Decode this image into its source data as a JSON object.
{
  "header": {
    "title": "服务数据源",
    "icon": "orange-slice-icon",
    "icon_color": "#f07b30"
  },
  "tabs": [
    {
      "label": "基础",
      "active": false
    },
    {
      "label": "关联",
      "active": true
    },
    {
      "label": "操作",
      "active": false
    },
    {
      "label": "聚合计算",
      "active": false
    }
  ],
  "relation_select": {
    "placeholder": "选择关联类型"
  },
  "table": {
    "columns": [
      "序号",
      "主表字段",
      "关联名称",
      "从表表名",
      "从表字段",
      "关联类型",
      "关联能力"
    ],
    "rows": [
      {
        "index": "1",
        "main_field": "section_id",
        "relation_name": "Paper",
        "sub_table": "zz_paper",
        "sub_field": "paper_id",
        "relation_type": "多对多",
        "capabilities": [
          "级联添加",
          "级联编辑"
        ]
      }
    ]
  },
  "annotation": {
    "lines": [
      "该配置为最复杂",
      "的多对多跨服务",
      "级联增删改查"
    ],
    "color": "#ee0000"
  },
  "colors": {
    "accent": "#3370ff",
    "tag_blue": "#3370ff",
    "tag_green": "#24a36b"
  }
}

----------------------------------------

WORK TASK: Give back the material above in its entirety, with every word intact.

RESPONSE TO THIS EXERCISE:
Decode this image into its source data as a JSON object.
{
  "header": {
    "title": "服务数据源",
    "icon": "orange-slice-icon",
    "icon_color": "#f07b30"
  },
  "tabs": [
    {
      "label": "基础",
      "active": false
    },
    {
      "label": "关联",
      "active": true
    },
    {
      "label": "操作",
      "active": false
    },
    {
      "label": "聚合计算",
      "active": false
    }
  ],
  "relation_select": {
    "placeholder": "选择关联类型"
  },
  "table": {
    "columns": [
      "序号",
      "主表字段",
      "关联名称",
      "从表表名",
      "从表字段",
      "关联类型",
      "关联能力"
    ],
    "rows": [
      {
        "index": "1",
        "main_field": "section_id",
        "relation_name": "Paper",
        "sub_table": "zz_paper",
        "sub_field": "paper_id",
        "relation_type": "多对多",
        "capabilities": [
          "级联添加",
          "级联编辑"
        ]
      }
    ]
  },
  "annotation": {
    "lines": [
      "该配置为最复杂",
      "的多对多跨服务",
      "级联增删改查"
    ],
    "color": "#ee0000"
  },
  "colors": {
    "accent": "#3370ff",
    "tag_blue": "#3370ff",
    "tag_green": "#24a36b"
  }
}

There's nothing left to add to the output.